Do you remember the Schoolhouse Rock cartoons and songs from the 1970s? Even my kids watch them today on DVD and reruns. There was a series about math, about politics, and about grammar. My favorites were “Conjunction junction, what’s your function,” “Interjection,” and “I’m just a bill, sitting here on Capitol Hill.” I think they remain one of the most brilliant television-learning tools ever created. But there was a serious gap in Schoolhouse Rock, for which I think America’s youth have suffered for too long. They never created an episode about the most important part of speech. The article. If Schoolhouse Rock had taught us the difference between the definite and indefinite article, English speakers would be a more enlightened crowd.
Okay, I know you are trying to remember what an article is. “The” is a definite article. “A” and “an” are indefinite articles. “I am the way, the truth, and the life,” has a very different meaning than “I am a way, a truth, and a life,” or even “I am way, truth, and life.” Sometimes there is elegance in the indefinite, or even in the absence of an article.
John 14:6 is used often by Christian fundamentalists as irrefutable truth that Jesus and Christianity are the only path to salvation. I agree that the author of John, who most scholars do not believe would have been the disciple himself, had as his primary objective, making Jesus the Christ. Chapter 20 verses 30 and 31 even say, “Now Jesus did many other signs in the presence of his disciples, which are not written in this book, but these are written so that you may believe that Jesus is the Christ, the Son of God, and by believing you may have life in his name.”
And so, it is likely that the author meant exactly what he wrote. In the Greek original, the definite article “ho”, which is in the nominative singular feminine form (in case you were wondering), is clearly present. “I am the way, the truth, and the life.” However, there is no other way to say this in Greek. The indefinite article is seldom used and specifically means “one.” No clarification needed here.
Of course, we have no way of knowing whether or not Jesus actually said these words, especially to that specificity. The best guess of modern day biblical scholars is that he did not. The Jesus Seminar, which is a group of scholars who systematically analyze the Christian scriptures toward the goal of determining the authenticity of Jesus’ words, have come to the conclusion that almost none of the words attributed to Jesus in John, were actually uttered. John is a persuasive story toward a specific goal.

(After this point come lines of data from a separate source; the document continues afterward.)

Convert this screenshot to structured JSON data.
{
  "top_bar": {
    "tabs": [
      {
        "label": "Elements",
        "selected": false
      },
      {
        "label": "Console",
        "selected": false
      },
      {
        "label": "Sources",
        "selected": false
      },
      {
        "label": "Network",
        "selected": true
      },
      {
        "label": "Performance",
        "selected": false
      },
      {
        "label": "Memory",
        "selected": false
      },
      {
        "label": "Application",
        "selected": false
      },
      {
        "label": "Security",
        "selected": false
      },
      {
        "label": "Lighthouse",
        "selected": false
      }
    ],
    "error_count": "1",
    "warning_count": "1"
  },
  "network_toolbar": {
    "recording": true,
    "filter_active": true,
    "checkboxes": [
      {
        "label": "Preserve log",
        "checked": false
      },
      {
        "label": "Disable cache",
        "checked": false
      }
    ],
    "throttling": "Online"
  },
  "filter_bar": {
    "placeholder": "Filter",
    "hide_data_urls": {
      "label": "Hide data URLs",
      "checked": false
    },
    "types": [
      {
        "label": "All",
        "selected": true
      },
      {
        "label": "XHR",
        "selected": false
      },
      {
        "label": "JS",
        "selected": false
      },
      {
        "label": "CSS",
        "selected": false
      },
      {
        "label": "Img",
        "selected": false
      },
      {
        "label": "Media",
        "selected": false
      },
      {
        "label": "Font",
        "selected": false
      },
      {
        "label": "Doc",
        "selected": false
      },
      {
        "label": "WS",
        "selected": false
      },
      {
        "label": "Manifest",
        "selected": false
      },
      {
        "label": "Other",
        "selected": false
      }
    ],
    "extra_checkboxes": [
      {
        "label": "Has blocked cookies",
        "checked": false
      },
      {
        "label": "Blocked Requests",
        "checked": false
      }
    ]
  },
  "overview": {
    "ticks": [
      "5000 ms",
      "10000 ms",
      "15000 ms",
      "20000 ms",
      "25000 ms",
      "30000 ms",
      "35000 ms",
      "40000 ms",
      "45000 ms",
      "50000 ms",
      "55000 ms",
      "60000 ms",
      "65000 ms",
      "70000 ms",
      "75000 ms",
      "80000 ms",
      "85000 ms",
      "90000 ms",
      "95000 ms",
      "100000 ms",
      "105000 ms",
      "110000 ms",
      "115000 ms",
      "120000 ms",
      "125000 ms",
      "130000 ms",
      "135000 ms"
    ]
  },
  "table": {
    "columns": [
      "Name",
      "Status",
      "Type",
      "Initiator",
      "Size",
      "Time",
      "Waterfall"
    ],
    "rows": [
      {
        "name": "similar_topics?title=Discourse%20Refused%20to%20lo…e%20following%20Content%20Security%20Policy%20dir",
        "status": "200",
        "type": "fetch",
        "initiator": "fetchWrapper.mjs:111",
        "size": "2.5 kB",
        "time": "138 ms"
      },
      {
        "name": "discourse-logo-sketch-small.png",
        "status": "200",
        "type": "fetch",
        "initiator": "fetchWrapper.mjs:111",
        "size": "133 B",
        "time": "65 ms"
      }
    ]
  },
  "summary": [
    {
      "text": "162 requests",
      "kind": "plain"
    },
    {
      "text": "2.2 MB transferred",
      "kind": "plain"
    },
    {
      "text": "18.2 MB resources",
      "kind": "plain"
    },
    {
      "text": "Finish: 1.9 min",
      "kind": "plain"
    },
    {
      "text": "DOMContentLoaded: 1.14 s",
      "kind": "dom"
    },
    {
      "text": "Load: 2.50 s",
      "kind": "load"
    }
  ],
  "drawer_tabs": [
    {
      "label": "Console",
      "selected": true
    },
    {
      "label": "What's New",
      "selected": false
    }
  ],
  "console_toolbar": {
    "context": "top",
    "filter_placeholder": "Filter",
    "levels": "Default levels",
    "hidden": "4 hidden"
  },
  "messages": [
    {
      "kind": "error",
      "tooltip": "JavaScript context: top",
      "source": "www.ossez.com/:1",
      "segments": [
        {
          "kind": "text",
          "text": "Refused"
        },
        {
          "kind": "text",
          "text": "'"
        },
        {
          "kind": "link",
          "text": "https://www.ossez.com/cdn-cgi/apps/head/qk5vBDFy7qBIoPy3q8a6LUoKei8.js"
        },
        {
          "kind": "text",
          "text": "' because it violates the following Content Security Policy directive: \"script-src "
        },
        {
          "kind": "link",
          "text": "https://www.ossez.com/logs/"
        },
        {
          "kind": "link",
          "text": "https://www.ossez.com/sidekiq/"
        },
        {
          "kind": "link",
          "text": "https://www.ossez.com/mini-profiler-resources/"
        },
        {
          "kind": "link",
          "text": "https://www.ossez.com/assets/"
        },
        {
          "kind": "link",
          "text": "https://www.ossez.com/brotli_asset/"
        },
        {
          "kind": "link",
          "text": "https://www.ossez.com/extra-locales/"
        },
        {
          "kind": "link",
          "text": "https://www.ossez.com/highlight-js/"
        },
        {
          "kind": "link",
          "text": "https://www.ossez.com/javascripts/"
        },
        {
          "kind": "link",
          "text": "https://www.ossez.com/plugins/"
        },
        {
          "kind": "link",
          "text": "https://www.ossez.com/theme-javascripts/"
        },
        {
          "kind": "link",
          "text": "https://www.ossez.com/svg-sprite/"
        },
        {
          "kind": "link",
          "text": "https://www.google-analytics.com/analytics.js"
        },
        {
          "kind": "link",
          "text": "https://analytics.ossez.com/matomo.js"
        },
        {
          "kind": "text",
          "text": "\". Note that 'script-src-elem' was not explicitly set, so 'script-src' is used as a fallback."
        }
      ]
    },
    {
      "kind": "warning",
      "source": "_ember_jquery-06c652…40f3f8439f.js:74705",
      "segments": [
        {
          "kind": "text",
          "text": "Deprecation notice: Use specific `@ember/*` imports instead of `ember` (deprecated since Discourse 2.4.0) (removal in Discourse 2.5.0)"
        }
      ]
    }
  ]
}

For arguments sake, let’s say that Jesus did say something about being way, truth, and life. Jesus may have understood and spoken the Greek that John was written in, the common language of the occupied land. However, his native tongue was almost certainly Aramaic, which is a Semitic language closer to Hebrew, and very different from Greek. There is also the 50-80 year gap of oral tradition between Jesus’ death and the time that John was likely written. But even if Jesus spoke the words, definite articles in Aramaic are even more troublesome. The definite article doesn’t really exist in Aramaic, but is embedded and expressed in the noun itself, which has three forms. A definite article is expressed via the emphatic form of the noun, but is not really so definite as in English. If that isn’t enough, ancient Aramaic and modern Aramaic (like English and most living languages) are different. Noun forms have changed over time. For example, emphatic (definite) nouns are more used in modern Aramaic than they were in biblical Aramaic. Regardless of what, if anything was said, it seems impossible to know definitively how definite Jesus was being here.
The point is that, without any articles at all, languages like Russian are actually more robust because meaning cannot be so clearly defined, or misinterpreted, with a single qualifier. Meaning must be derived in other ways like nuance, word order, emphasis, and more in-depth conversation. The meaning of “Ya yest’ put, i istina, i zhizn’,” requires more information to be fully understood.
Liberal expressions of faith are more like the indefinite article. We are not the way, the truth, and the life. We are more of a way, a truth and a life. But even the singular indefinite article is limiting. Liberal faith can also be lived as faith with no articles at all. And in that absence, I find even more strength. The Bible loses so much of its power if we limit it to a singular and definite meaning. When we say that there is only “the way, and the truth, and the life,” we seal revelation, and there is nothing new to learn. When there is nothing new to learn, put me in my grave. I’m done.
The Unitarian Universalist principles, for example, don’t say that we are have the truth or even a truth. They say, “free and responsible search for truth and meaning—no articles—just truth and meaning. How we define truth and meaning then requires more discussion and explanation and interpretation and even debate. Unitarian Universalism requires nuance, emphasis and more in-depth conversation. I actually believe all religions require this, because I don’t believe any sacred text can be taken at literal face value. Doing so might make it easier on our brains, but would sell the authors short. And Jesus said,
Do not let your hearts be troubled. Trust in God; trust also in me. In my Father’s house are many rooms; if it were not so, I would have told you. I am going there to prepare a place for you. I will come back and take you to be with me that you also may be where I am. You know the way to the place where I am going.
To be a person of faith who does not take the path of the definite article, one must have some comfort with ambiguity. One must be willing to work out truth and meaning with nuance, emphasis, and more in-depth conversation. Grammar matters.